Alchemy, medicine and pharmacology in medieval Islam: Rāzī's 12 books
Dr Benjamin (Bink) Hallum
University of Warwick, United Kingdom
The earliest Greek alchemical writings show strong links with medicine. These texts and other ancient scientific and medical works were translated into Arabic in the early Middle Ages and were read and debated by Islamic physicians. The influence of alchemy on medicine in this period is often presumed, but historians have been unable to find examples of the direct contribution that early Islamic alchemy had on medicine. In about 900CE, the Persian physician and alchemist Rāzī wrote an Arabic encyclopaedia of alchemy, called The Twelve Books, which has long been presumed lost. Recent advances in manuscript cataloguing have made it possible to locate the chapters of Rāzī's encyclopaedia in archives across the globe.

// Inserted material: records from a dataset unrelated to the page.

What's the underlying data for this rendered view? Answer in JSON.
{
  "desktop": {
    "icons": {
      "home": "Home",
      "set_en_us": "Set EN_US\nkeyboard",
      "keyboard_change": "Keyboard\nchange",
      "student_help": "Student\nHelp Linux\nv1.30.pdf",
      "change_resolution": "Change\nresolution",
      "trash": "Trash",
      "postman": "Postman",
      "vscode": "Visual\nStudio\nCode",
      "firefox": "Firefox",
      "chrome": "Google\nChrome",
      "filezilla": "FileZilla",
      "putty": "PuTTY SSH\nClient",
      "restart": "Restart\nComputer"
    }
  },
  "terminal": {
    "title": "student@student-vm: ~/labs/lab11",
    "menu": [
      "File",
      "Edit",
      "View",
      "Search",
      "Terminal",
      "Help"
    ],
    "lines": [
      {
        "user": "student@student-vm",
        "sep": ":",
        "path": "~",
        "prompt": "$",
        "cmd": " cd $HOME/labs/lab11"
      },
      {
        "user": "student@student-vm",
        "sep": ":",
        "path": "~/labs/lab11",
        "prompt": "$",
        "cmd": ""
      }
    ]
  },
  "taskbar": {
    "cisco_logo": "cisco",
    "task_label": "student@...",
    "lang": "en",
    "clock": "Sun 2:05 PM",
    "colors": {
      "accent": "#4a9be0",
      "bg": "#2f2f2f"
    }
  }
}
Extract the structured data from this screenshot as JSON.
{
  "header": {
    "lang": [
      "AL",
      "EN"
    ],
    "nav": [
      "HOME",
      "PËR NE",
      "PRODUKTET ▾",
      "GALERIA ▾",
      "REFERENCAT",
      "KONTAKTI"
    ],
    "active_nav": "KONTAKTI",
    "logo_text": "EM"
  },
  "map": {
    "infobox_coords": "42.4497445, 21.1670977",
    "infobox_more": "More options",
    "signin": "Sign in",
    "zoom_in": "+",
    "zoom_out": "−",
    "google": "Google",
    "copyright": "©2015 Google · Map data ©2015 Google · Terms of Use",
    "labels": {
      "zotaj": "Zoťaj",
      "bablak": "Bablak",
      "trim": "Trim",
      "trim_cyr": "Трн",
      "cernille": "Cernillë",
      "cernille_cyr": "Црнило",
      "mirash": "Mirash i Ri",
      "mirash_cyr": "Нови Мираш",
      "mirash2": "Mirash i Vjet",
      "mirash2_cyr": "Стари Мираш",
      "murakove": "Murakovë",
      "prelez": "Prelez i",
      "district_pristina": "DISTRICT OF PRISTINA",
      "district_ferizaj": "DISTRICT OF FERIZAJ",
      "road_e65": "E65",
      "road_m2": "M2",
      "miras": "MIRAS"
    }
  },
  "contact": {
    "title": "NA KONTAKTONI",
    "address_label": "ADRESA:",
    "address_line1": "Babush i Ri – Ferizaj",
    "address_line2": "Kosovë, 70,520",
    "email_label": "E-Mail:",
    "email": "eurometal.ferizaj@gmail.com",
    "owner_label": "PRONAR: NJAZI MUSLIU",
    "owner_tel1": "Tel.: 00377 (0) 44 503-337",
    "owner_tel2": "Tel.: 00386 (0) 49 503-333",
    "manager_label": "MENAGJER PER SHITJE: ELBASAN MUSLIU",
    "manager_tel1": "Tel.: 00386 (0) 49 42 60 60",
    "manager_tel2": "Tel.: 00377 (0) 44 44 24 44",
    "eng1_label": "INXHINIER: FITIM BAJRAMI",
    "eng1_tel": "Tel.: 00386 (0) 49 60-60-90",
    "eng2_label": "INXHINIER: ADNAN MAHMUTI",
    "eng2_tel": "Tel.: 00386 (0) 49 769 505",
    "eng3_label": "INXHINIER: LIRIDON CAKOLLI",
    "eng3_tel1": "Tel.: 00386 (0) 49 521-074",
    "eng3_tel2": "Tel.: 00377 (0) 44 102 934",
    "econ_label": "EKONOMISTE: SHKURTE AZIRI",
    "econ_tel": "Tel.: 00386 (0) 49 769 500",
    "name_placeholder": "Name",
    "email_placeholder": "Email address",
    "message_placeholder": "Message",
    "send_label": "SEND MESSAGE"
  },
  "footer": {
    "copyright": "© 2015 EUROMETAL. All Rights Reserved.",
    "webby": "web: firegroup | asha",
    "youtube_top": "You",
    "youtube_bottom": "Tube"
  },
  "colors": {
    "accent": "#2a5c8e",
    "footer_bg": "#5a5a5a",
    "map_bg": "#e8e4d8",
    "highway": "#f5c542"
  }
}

I will re-assemble, edit and translate The Twelve Books to produce a fundamental resource demonstrating the contribution of Greco-Arabic alchemy to the development of medicine in both the Islamic world and Europe.